Thanks for writing on this! Interestingly, I wrote about this exact trend, but from the perspective of McDonald’s. One of the most difficult aspects of shifting to consumer preferences in real-time is being able to manage inventory in various stores. McDonald’s seems to be ahead of the curve in this aspect, particularly due to its partnership with Dynamic Yield. However, what Burger King is doing with regards to using its app to engage with its customers is compelling. By creating multiple touchpoints with customers through gameification, the company can hopefully convert some of these users into lifetime customers.
Such an interesting article! I can’t help but associate it to the movie about the rise of the McDonald franchise called The Founder and think of how this business has been through tremendous change. In the first 3rd of the movie, the focus is on the problem of making sure the service offered in subsequent restaurants is as good as the original place and you see how much effort is put into monitoring and managing all the workers, but now, with the app, inspection has become a lot easier since the surveillance work is past to the customers who rate their own experience…

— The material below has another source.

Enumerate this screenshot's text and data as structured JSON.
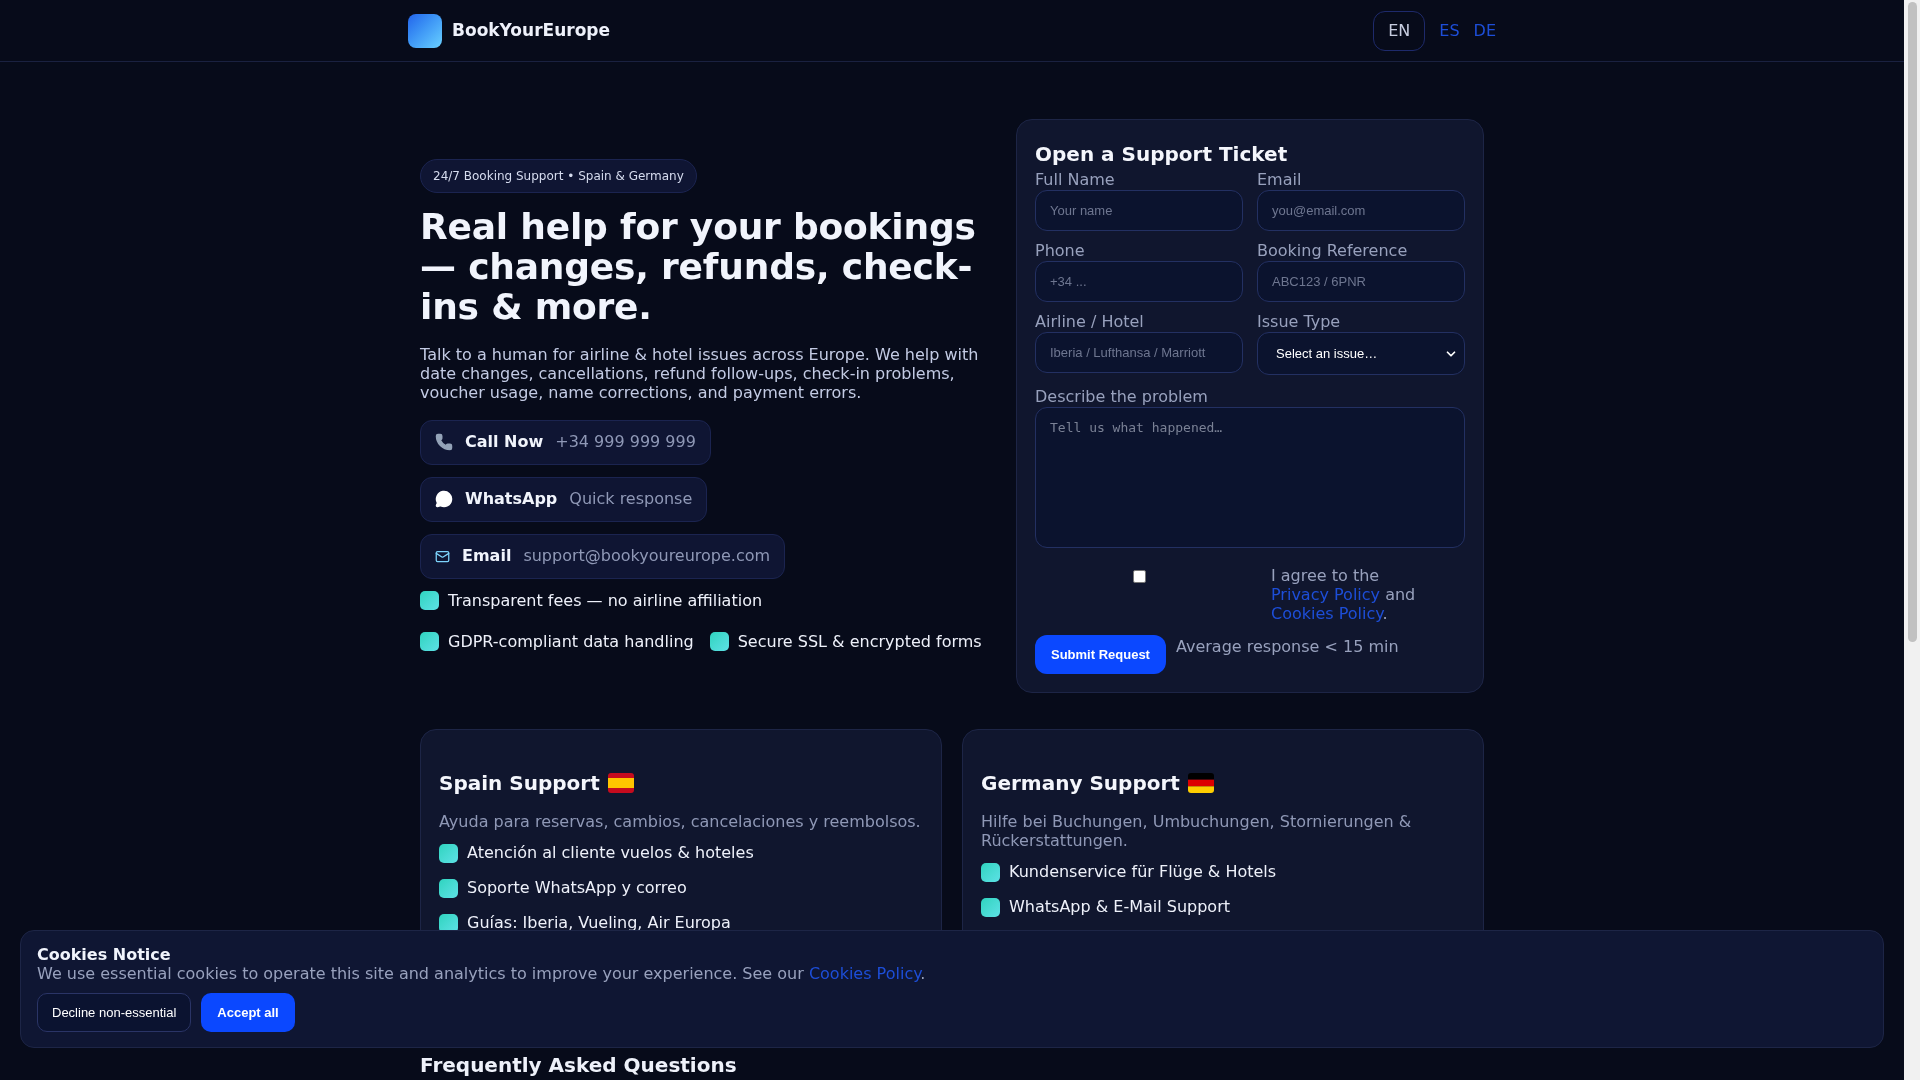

I believe that both companies, BK and McDonald’s, are a perfect fit for the use of big data. Both companies have a very mature and established business model, supply chain, product selection, pricing, etc. That means that improvements are rather incremental, and creativity in business decisions or radical innovations are not needed. It is very unlikely that either of the companies will drastically change their menu in the near future or use other cooking processes. I expect that both companies will further engage in a war of resources, in terms of marketing expenses, but also big data analysis. In this market segment, customers are very price sensitive. Any cent that the companies could save by leveraging their large amounts of data could be used to lower the prices of their products and put further pressure on each other.